Caused by collisions from asteroids, comets, and other astronomical objects, lunar craters give our moon its characteristic pockmarked façade. But the permanent shade and materials deposited by these celestial impacts offer more than just galactic style. These craters hold the materials necessary for building sustained human settlements on the moon.
Accessing the materials inside lunar craters is no easy task, as the craters feature steep slopes, built-up electrostatic charge, and a fluffy snow-like texture—all of which interfere with sensors and wheels. To overcome this challenge, NASA seeks new ways of getting around the moon that do not rely on wheels.
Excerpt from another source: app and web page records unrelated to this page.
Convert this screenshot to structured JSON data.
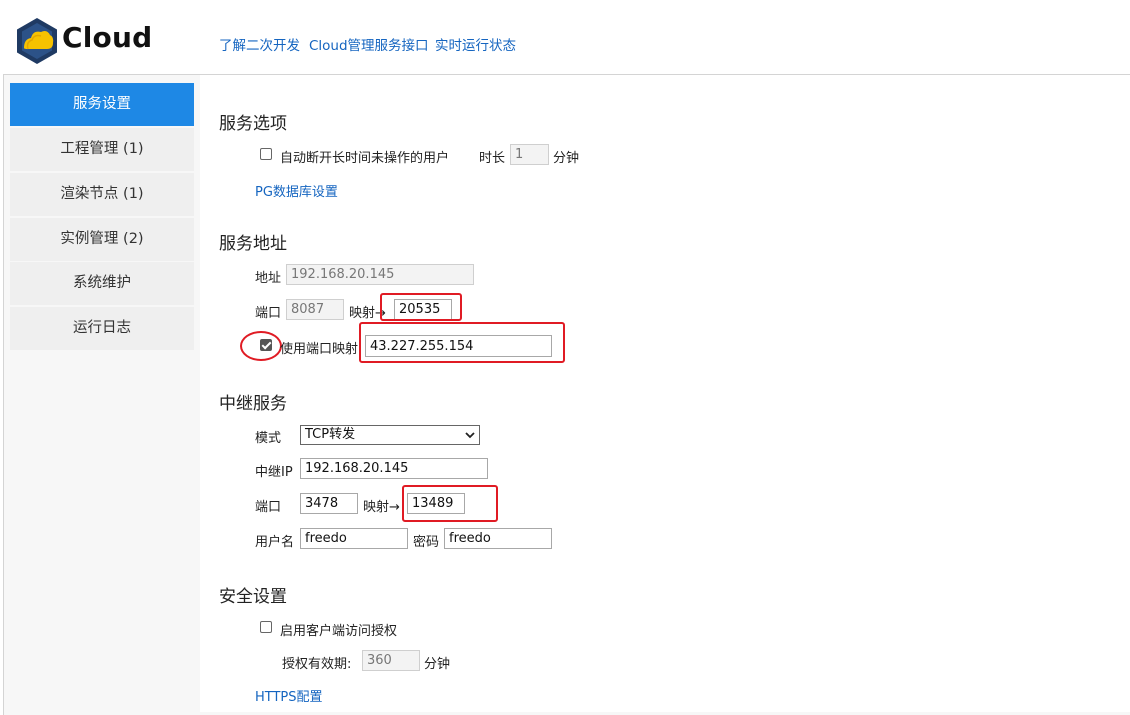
{
  "header": {
    "logo_text": "Cloud",
    "links": [
      "了解二次开发",
      "Cloud管理服务接口",
      "实时运行状态"
    ]
  },
  "sidebar": {
    "items": [
      {
        "label": "服务设置",
        "active": true
      },
      {
        "label": "工程管理 (1)"
      },
      {
        "label": "渲染节点 (1)"
      },
      {
        "label": "实例管理 (2)"
      },
      {
        "label": "系统维护"
      },
      {
        "label": "运行日志"
      }
    ]
  },
  "service_options": {
    "title": "服务选项",
    "auto_disconnect_label": "自动断开长时间未操作的用户",
    "auto_disconnect_checked": false,
    "duration_label": "时长",
    "duration_value": "1",
    "duration_unit": "分钟",
    "pg_link": "PG数据库设置"
  },
  "service_address": {
    "title": "服务地址",
    "address_label": "地址",
    "address_value": "192.168.20.145",
    "port_label": "端口",
    "port_value": "8087",
    "mapping_label": "映射→",
    "mapped_port_value": "20535",
    "use_mapping_label": "使用端口映射",
    "use_mapping_checked": true,
    "mapping_address_value": "43.227.255.154"
  },
  "relay": {
    "title": "中继服务",
    "mode_label": "模式",
    "mode_value": "TCP转发",
    "relay_ip_label": "中继IP",
    "relay_ip_value": "192.168.20.145",
    "port_label": "端口",
    "port_value": "3478",
    "mapping_label": "映射→",
    "mapped_port_value": "13489",
    "username_label": "用户名",
    "username_value": "freedo",
    "password_label": "密码",
    "password_value": "freedo"
  },
  "security": {
    "title": "安全设置",
    "client_auth_label": "启用客户端访问授权",
    "client_auth_checked": false,
    "auth_validity_label": "授权有效期:",
    "auth_validity_value": "360",
    "auth_validity_unit": "分钟",
    "https_link": "HTTPS配置"
  },
  "colors": {
    "accent": "#1e88e5",
    "link": "#1565c0",
    "annotation": "#e01b24"
  }
}
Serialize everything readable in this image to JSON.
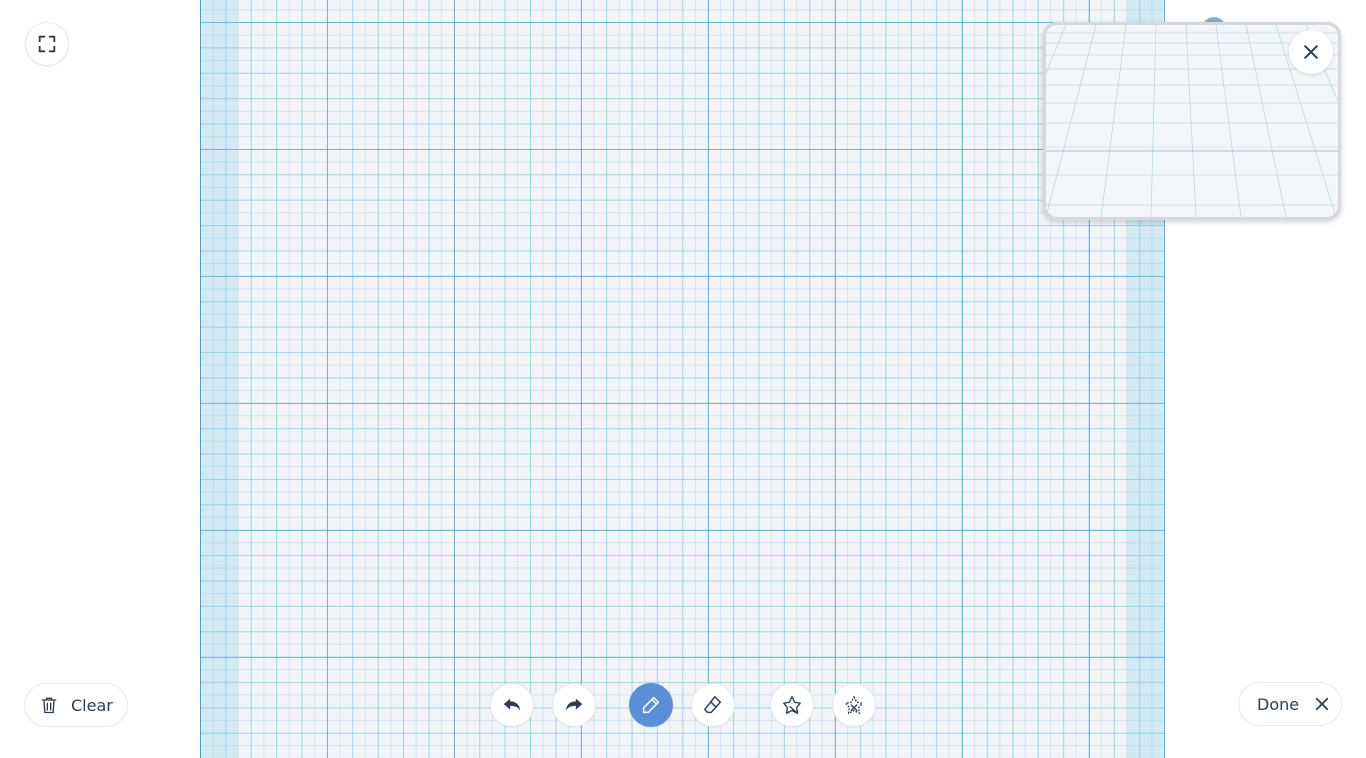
{
  "actions": {
    "clear_label": "Clear",
    "done_label": "Done"
  },
  "toolbar": {
    "tools": [
      {
        "name": "undo",
        "icon": "undo-icon"
      },
      {
        "name": "redo",
        "icon": "redo-icon"
      },
      {
        "name": "pencil",
        "icon": "pencil-icon",
        "active": true
      },
      {
        "name": "eraser",
        "icon": "eraser-icon"
      },
      {
        "name": "shape",
        "icon": "shape-icon"
      },
      {
        "name": "shape-eraser",
        "icon": "shape-eraser-icon"
      }
    ]
  },
  "colors": {
    "accent": "#5b8fd8",
    "icon": "#2d3e50",
    "paper": "#f3f4f7",
    "grid": "#4696be"
  }
}
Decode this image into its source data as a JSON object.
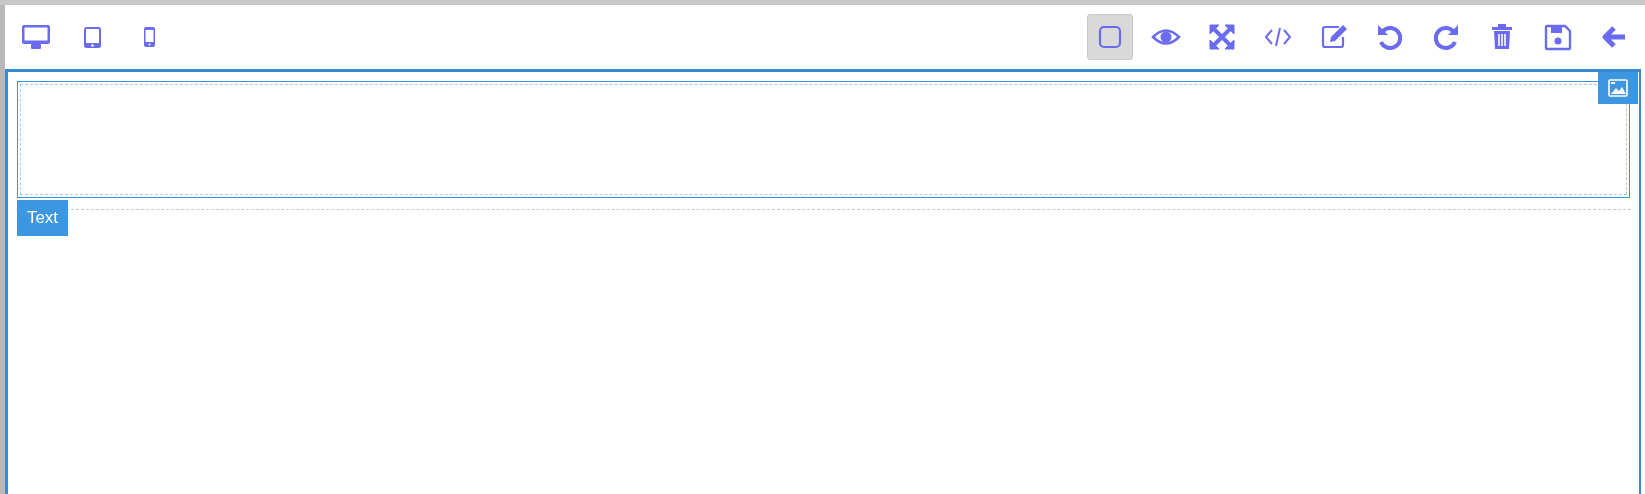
{
  "devices": [
    {
      "kind": "desktop"
    },
    {
      "kind": "tablet"
    },
    {
      "kind": "mobile"
    }
  ],
  "commands": [
    {
      "kind": "outline",
      "on": true
    },
    {
      "kind": "preview",
      "on": false
    },
    {
      "kind": "fullscreen",
      "on": false
    },
    {
      "kind": "code",
      "on": false
    },
    {
      "kind": "edit",
      "on": false
    },
    {
      "kind": "undo",
      "on": false
    },
    {
      "kind": "redo",
      "on": false
    },
    {
      "kind": "delete",
      "on": false
    },
    {
      "kind": "save",
      "on": false
    },
    {
      "kind": "back",
      "on": false
    }
  ],
  "canvas": {
    "label": "Text"
  }
}
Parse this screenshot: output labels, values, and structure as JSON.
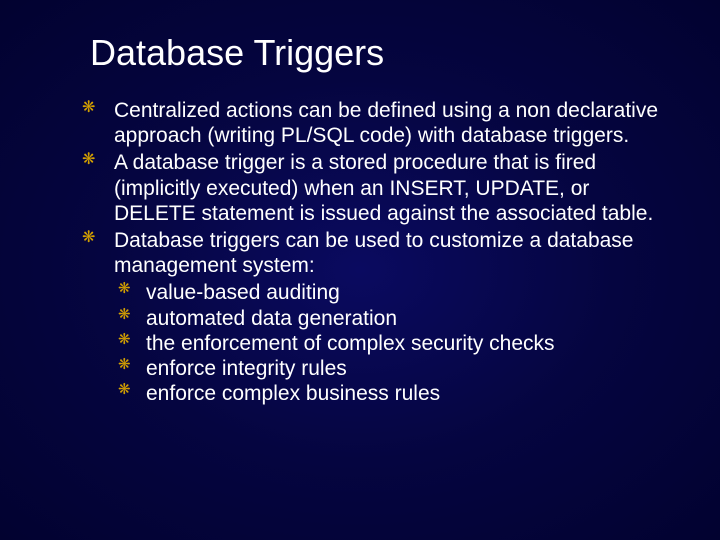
{
  "title": "Database Triggers",
  "bullets": [
    "Centralized actions can be defined using a non declarative approach (writing PL/SQL code) with database triggers.",
    "A database trigger is a stored procedure that is fired (implicitly executed) when an INSERT, UPDATE, or DELETE statement is issued against the associated table.",
    "Database triggers can be used to customize a database management system:"
  ],
  "sub_bullets": [
    "value-based auditing",
    "automated data generation",
    "the enforcement of complex security checks",
    "enforce integrity rules",
    "enforce complex business rules"
  ]
}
The agency’s Breakthrough, Innovative, and Game-changing (BIG) Idea Challenge asks university teams to go beyond wheeled rovers and create new solutions to the problem of traversing lunar craters.
A team of more than 30 Caltech undergraduates in the Division of Engineering and Applied Science is among seven 2022 BIG Idea finalists. The team’s concept, known as LATTICE (Lunar Architecture for Tree Traversal in-service-of Cable Exploration), is a self-deploying, modular robotic system able to transport materials and hardware in and out of lunar craters. It builds on the experience gained from Caltech’s 2021 BIG Idea finalist project, HOMES, which tackled the problem of lunar dust.
LATTICE involves an infrastructure of cables and stakes which can transport materials across the moon, “similar to what is used in the logging industry,” says second-year Caltech undergraduate student Lucas Pabarcius. “We are trying to set up a permanent system of cables that any sort of tools or robot can leverage,” adds fourth-year Caltech undergraduate student Luis Pabon. “Putting a ski lift on the moon, essentially.”
However, the implications of the LATTICE concept extend far beyond the lunar surface. Indeed, the team’s work on this project can also help to lay the groundwork for travel and transport on the rough terrain of Mars and other objects in our solar system.
LATTICE comprises three separate interconnected systems: the stakes and anchoring systems to be driven into the moon’s regolith (its surface of broken-down rocks); a system for driving the stakes into the regolith; and the shuttles that will traverse the stakes via cables and transport cargo.
“The regolith on the moon is not well understood, so we are trying to develop our prototype to see how much force the stakes can hold and how to make changes in the anchoring system to hold up on the moon,” explains third-year Caltech undergraduate student Calle Junker.